Project DescriptionIn the SoHo Cast Iron District, an existing five story loft building designed by Griffith Thomas built in 1860 has been converted into a mixed use building with sixteen apartments and two additional levels of penthouse structures. The renovation included the complete restoration of the building facades and the design of new storefronts on Broadway and Mercer Street.
The Landmarks Preservation Commission mandated the exact reconstruction of the historic Broadway storefront, allowing for a modern storefront infill on Mercer Street, whose design is at once independent and contextual, and the transformation of the roof into a contemporary new fabricated “‘roofscape”.
The restoration project is part of the “preservation project cases” used at the Planning and Preservation School at Columbia University and at the Technische Universitat Dortmund Lehrstuhl Baukonstruktion.

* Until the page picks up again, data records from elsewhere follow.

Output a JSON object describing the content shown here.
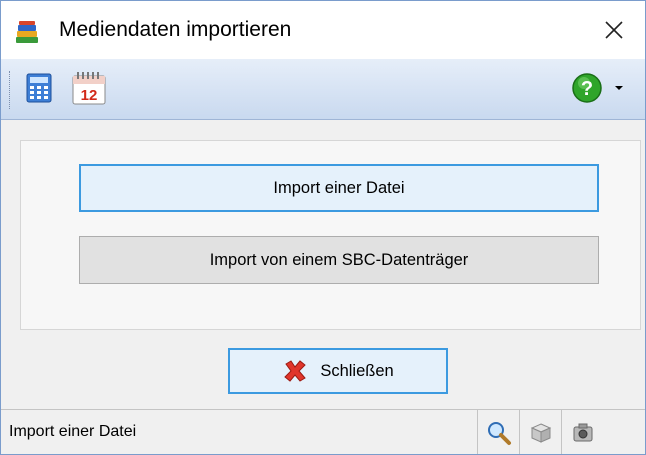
{
  "window": {
    "title": "Mediendaten importieren"
  },
  "toolbar": {
    "calendar_day": "12"
  },
  "main": {
    "import_file_label": "Import einer Datei",
    "import_sbc_label": "Import von einem SBC-Datenträger"
  },
  "footer": {
    "close_label": "Schließen"
  },
  "statusbar": {
    "text": "Import einer Datei"
  },
  "icons": {
    "app": "books-icon",
    "close": "close-icon",
    "calculator": "calculator-icon",
    "calendar": "calendar-icon",
    "help": "help-icon",
    "dropdown": "chevron-down-icon",
    "close_button": "red-x-icon",
    "zoom": "magnifier-icon",
    "cube": "cube-icon",
    "camera": "camera-icon"
  },
  "colors": {
    "accent_border": "#3c9ae0",
    "primary_button_bg": "#e5f1fb",
    "toolbar_top": "#e6eef9",
    "toolbar_bottom": "#c9d9ef",
    "help_green": "#2fa52a",
    "close_red": "#e0352b"
  }
}
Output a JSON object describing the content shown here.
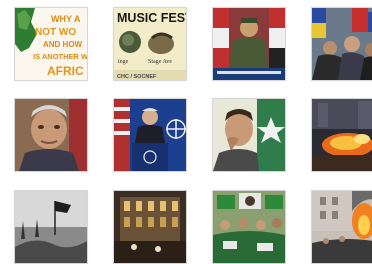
{
  "grid": {
    "thumbnails": [
      {
        "id": "t1",
        "text": {
          "line1": "WHY A",
          "line2": "NOT WO",
          "line3": "AND HOW",
          "line4": "IS ANOTHER WA",
          "line5": "AFRIC"
        }
      },
      {
        "id": "t2",
        "text": {
          "title": "MUSIC FEST",
          "line_a": "inge",
          "line_b": "Stage Ave",
          "footer": "CHC / SOCNEF"
        }
      },
      {
        "id": "t3",
        "text": {}
      },
      {
        "id": "t4",
        "text": {}
      },
      {
        "id": "t5",
        "text": {}
      },
      {
        "id": "t6",
        "text": {}
      },
      {
        "id": "t7",
        "text": {}
      },
      {
        "id": "t8",
        "text": {}
      },
      {
        "id": "t9",
        "text": {}
      },
      {
        "id": "t10",
        "text": {}
      },
      {
        "id": "t11",
        "text": {}
      },
      {
        "id": "t12",
        "text": {}
      }
    ]
  },
  "colors": {
    "thumb_border": "#d6d6d6",
    "africa_orange": "#e8a33b",
    "africa_green": "#2e7d32",
    "fest_cream": "#f2ecc8"
  }
}
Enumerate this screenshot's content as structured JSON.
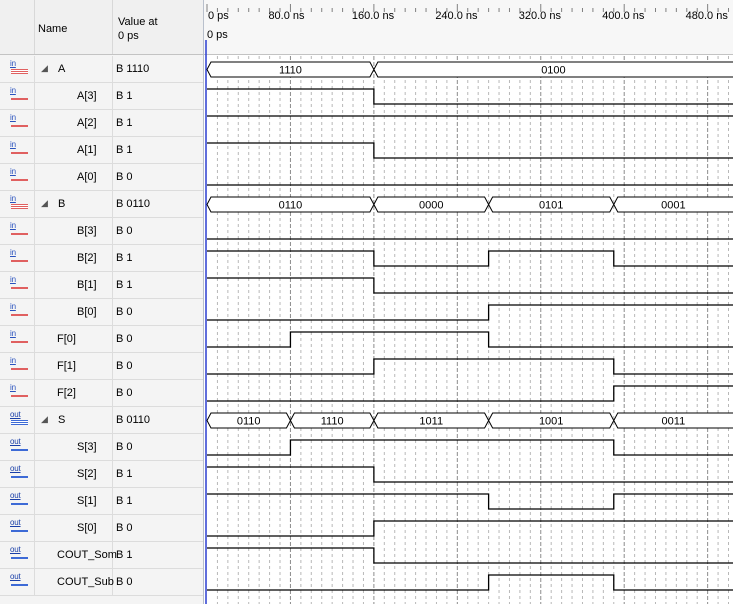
{
  "header": {
    "name_label": "Name",
    "value_label_line1": "Value at",
    "value_label_line2": "0 ps"
  },
  "ruler": {
    "ticks": [
      "0 ps",
      "80.0 ns",
      "160.0 ns",
      "240.0 ns",
      "320.0 ns",
      "400.0 ns",
      "480.0 ns"
    ],
    "cursor_label": "0 ps"
  },
  "signals": [
    {
      "icon": "in",
      "name": "A",
      "value": "B 1110",
      "bus": true,
      "expander": "◢"
    },
    {
      "icon": "in",
      "name": "A[3]",
      "value": "B 1",
      "bus": false
    },
    {
      "icon": "in",
      "name": "A[2]",
      "value": "B 1",
      "bus": false
    },
    {
      "icon": "in",
      "name": "A[1]",
      "value": "B 1",
      "bus": false
    },
    {
      "icon": "in",
      "name": "A[0]",
      "value": "B 0",
      "bus": false
    },
    {
      "icon": "in",
      "name": "B",
      "value": "B 0110",
      "bus": true,
      "expander": "◢"
    },
    {
      "icon": "in",
      "name": "B[3]",
      "value": "B 0",
      "bus": false
    },
    {
      "icon": "in",
      "name": "B[2]",
      "value": "B 1",
      "bus": false
    },
    {
      "icon": "in",
      "name": "B[1]",
      "value": "B 1",
      "bus": false
    },
    {
      "icon": "in",
      "name": "B[0]",
      "value": "B 0",
      "bus": false
    },
    {
      "icon": "in",
      "name": "F[0]",
      "value": "B 0",
      "bus": false
    },
    {
      "icon": "in",
      "name": "F[1]",
      "value": "B 0",
      "bus": false
    },
    {
      "icon": "in",
      "name": "F[2]",
      "value": "B 0",
      "bus": false
    },
    {
      "icon": "out",
      "name": "S",
      "value": "B 0110",
      "bus": true,
      "expander": "◢"
    },
    {
      "icon": "out",
      "name": "S[3]",
      "value": "B 0",
      "bus": false
    },
    {
      "icon": "out",
      "name": "S[2]",
      "value": "B 1",
      "bus": false
    },
    {
      "icon": "out",
      "name": "S[1]",
      "value": "B 1",
      "bus": false
    },
    {
      "icon": "out",
      "name": "S[0]",
      "value": "B 0",
      "bus": false
    },
    {
      "icon": "out",
      "name": "COUT_Som",
      "value": "B 1",
      "bus": false
    },
    {
      "icon": "out",
      "name": "COUT_Sub",
      "value": "B 0",
      "bus": false
    }
  ],
  "icon_labels": {
    "in": "in",
    "out": "out"
  },
  "waveforms": {
    "time_unit": "ns",
    "A_bus": [
      {
        "start": 0,
        "end": 160,
        "label": "1110"
      },
      {
        "start": 160,
        "end": 500,
        "label": "0100"
      }
    ],
    "B_bus": [
      {
        "start": 0,
        "end": 160,
        "label": "0110"
      },
      {
        "start": 160,
        "end": 270,
        "label": "0000"
      },
      {
        "start": 270,
        "end": 390,
        "label": "0101"
      },
      {
        "start": 390,
        "end": 500,
        "label": "0001"
      }
    ],
    "S_bus": [
      {
        "start": 0,
        "end": 80,
        "label": "0110"
      },
      {
        "start": 80,
        "end": 160,
        "label": "1110"
      },
      {
        "start": 160,
        "end": 270,
        "label": "1011"
      },
      {
        "start": 270,
        "end": 390,
        "label": "1001"
      },
      {
        "start": 390,
        "end": 500,
        "label": "0011"
      }
    ],
    "digital": {
      "A[3]": [
        [
          0,
          1
        ],
        [
          160,
          0
        ]
      ],
      "A[2]": [
        [
          0,
          1
        ]
      ],
      "A[1]": [
        [
          0,
          1
        ],
        [
          160,
          0
        ]
      ],
      "A[0]": [
        [
          0,
          0
        ]
      ],
      "B[3]": [
        [
          0,
          0
        ]
      ],
      "B[2]": [
        [
          0,
          1
        ],
        [
          160,
          0
        ],
        [
          270,
          1
        ],
        [
          390,
          0
        ]
      ],
      "B[1]": [
        [
          0,
          1
        ],
        [
          160,
          0
        ]
      ],
      "B[0]": [
        [
          0,
          0
        ],
        [
          270,
          1
        ]
      ],
      "F[0]": [
        [
          0,
          0
        ],
        [
          80,
          1
        ],
        [
          270,
          0
        ]
      ],
      "F[1]": [
        [
          0,
          0
        ],
        [
          160,
          1
        ],
        [
          390,
          0
        ]
      ],
      "F[2]": [
        [
          0,
          0
        ],
        [
          390,
          1
        ]
      ],
      "S[3]": [
        [
          0,
          0
        ],
        [
          80,
          1
        ],
        [
          390,
          0
        ]
      ],
      "S[2]": [
        [
          0,
          1
        ],
        [
          160,
          0
        ]
      ],
      "S[1]": [
        [
          0,
          1
        ],
        [
          270,
          0
        ],
        [
          390,
          1
        ]
      ],
      "S[0]": [
        [
          0,
          0
        ],
        [
          160,
          1
        ]
      ],
      "COUT_Som": [
        [
          0,
          1
        ],
        [
          160,
          0
        ]
      ],
      "COUT_Sub": [
        [
          0,
          0
        ],
        [
          270,
          1
        ],
        [
          390,
          0
        ]
      ]
    }
  },
  "colors": {
    "wave": "#000000",
    "grid": "#9a9a9a",
    "cursor": "#2b3fd1",
    "bus_text": "#000000"
  }
}
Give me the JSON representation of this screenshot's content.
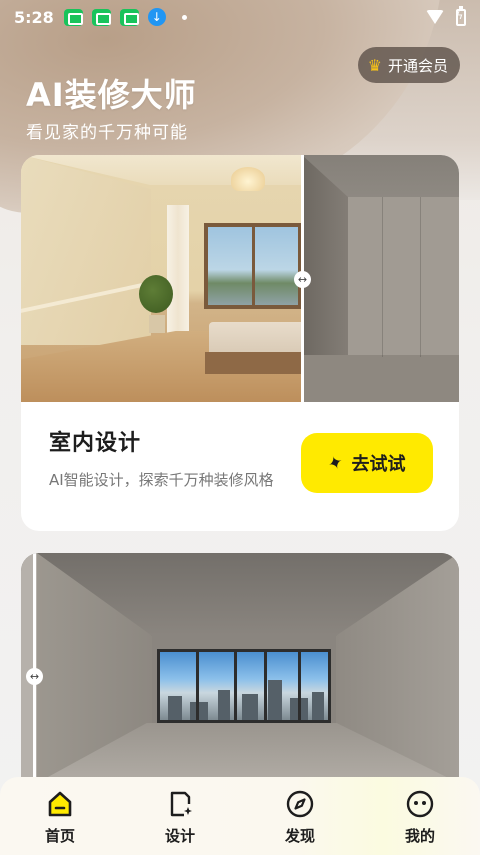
{
  "status_bar": {
    "time": "5:28",
    "download_glyph": "↓"
  },
  "header": {
    "title": "AI装修大师",
    "subtitle": "看见家的千万种可能",
    "vip_label": "开通会员"
  },
  "cards": [
    {
      "title": "室内设计",
      "description": "AI智能设计，探索千万种装修风格",
      "button_label": "去试试"
    }
  ],
  "compare_handle": "↔",
  "nav": {
    "items": [
      {
        "label": "首页",
        "icon": "home-icon",
        "active": true
      },
      {
        "label": "设计",
        "icon": "design-icon",
        "active": false
      },
      {
        "label": "发现",
        "icon": "compass-icon",
        "active": false
      },
      {
        "label": "我的",
        "icon": "profile-icon",
        "active": false
      }
    ]
  },
  "colors": {
    "accent": "#ffea00",
    "vip_crown": "#f7c318"
  }
}
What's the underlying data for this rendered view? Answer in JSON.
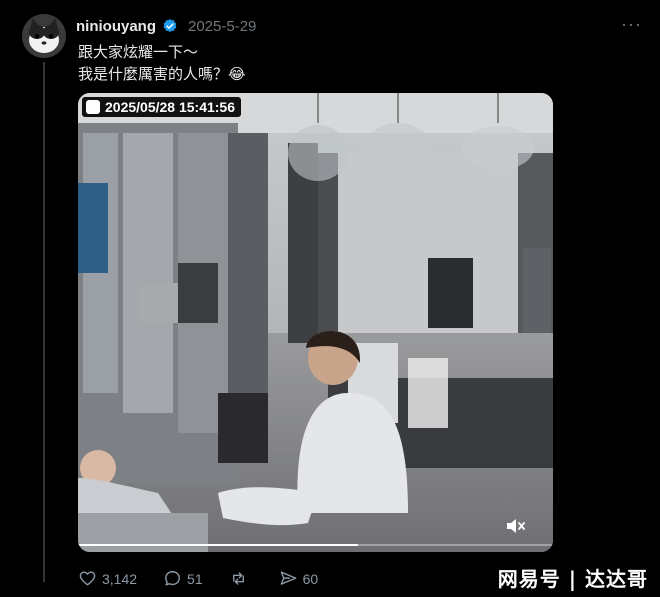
{
  "post": {
    "username": "niniouyang",
    "date": "2025-5-29",
    "text_line1": "跟大家炫耀一下～",
    "text_line2": "我是什麼厲害的人嗎？😂",
    "more_label": "···"
  },
  "media": {
    "camera_timestamp": "2025/05/28 15:41:56",
    "progress": 0.59
  },
  "actions": {
    "likes": "3,142",
    "replies": "51",
    "reposts": "",
    "shares": "60"
  },
  "watermark": "网易号 | 达达哥",
  "colors": {
    "background": "#000000",
    "text": "#e7e9ea",
    "muted": "#71767b",
    "verified": "#1d9bf0"
  }
}
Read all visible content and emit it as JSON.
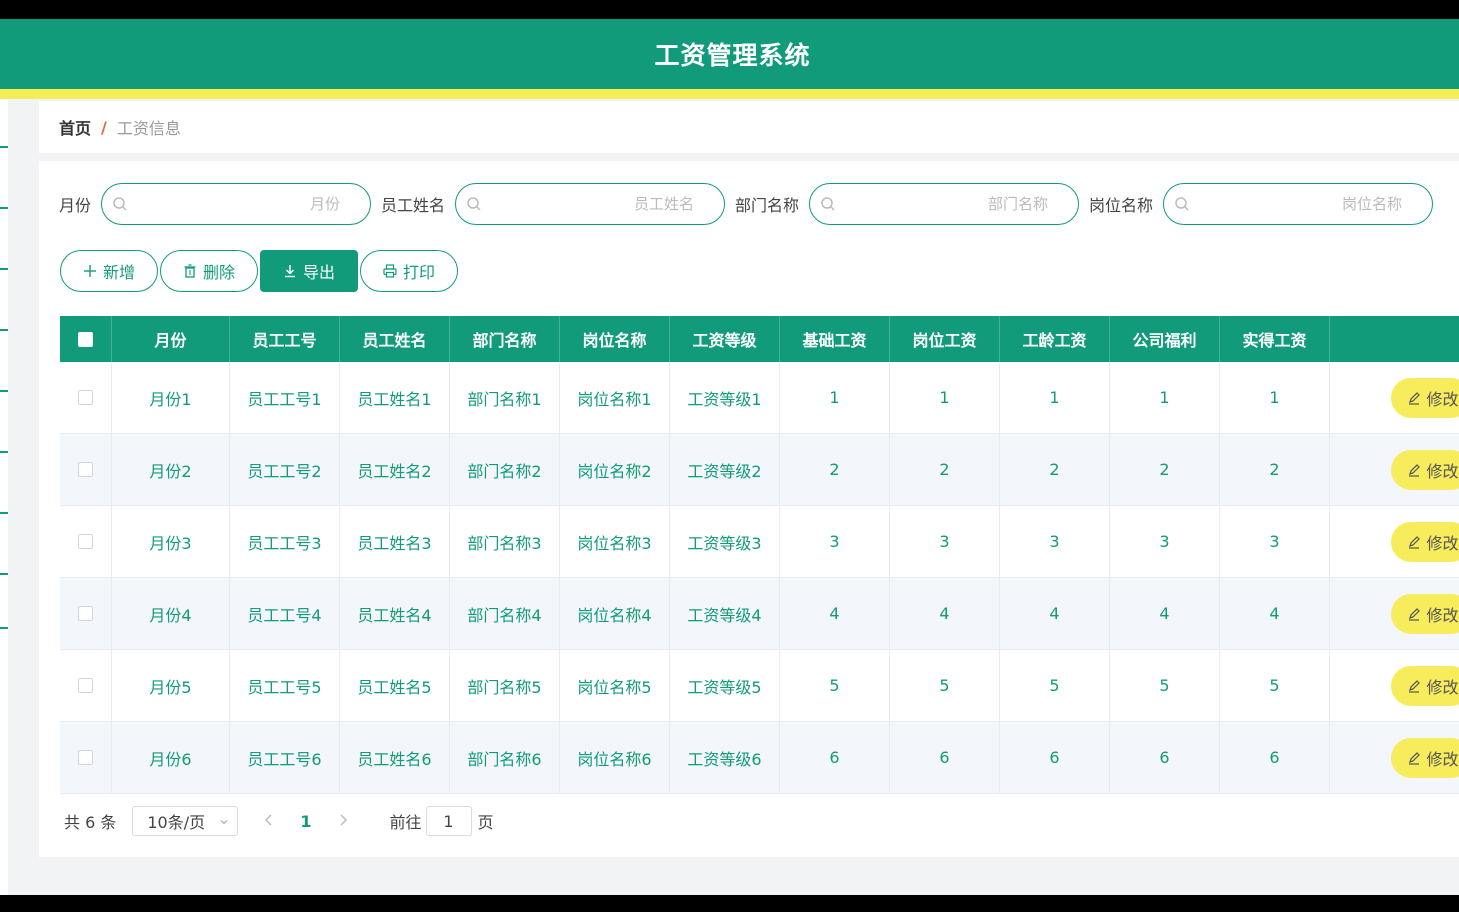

The apartment layout for the massive block-through building, which was to be served by a single core, challenged our ability to create a horizontal circulation path, both in the public spaces and in the apartments, that was both functional and aesthetic . The other issue that was critical was the need to inject light and air into each unit.
On each floor there are four apartments and each has its own private, dramatic interior atrium, which gently taper outward as the modern curtain-wall lining rises to fold into the penthouses. The atriums, are lined with a sloped curtain wall glazing system, with custom fritted glass and semi-reflective Trespa panels.
Similarly to a courtyard house, across the atrium, you can only see the other wing of your own unit; also, as in the light-wells in Barcelona, the atriums are the center of the apartment , one of the most desirable features providing unexpected views. The structures, which penetrate the roof four times t, together with the penthouse structures transform the recreation space into a contemporary fabricated urban landscape. The carefully planned mechanical elements are wrapped in a reflective metal screen, whose volume phase becomes the backdrop for the entertainment deck space.
The design of the 100’ long lobby, as to prepare the visitor, echoes the atriums, both in the ceiling design and the materials used.
The design draws from the contradictions between the elements, allowing the old to be known, the instruments being deduction as well as addition. The renovation of this building completes “ the making of the street”, from an utilitarian and gritty Mercer Street to one of the most recognizable streets in SoHo; TRA contributed to the streetscape transformation with 72 Mercer, 52 Mercer, 22 Mercer, 44 Mercer and 50 Howard Street; our “small interventions” selectively begin to create an intertwined network. TRA was instrumental in the negotiations between the joint venture partners, obtained reconsiderations at DOB to make the project possible, provided full architectural services, including the lobby , residential units interior design, lighting design and marketing website.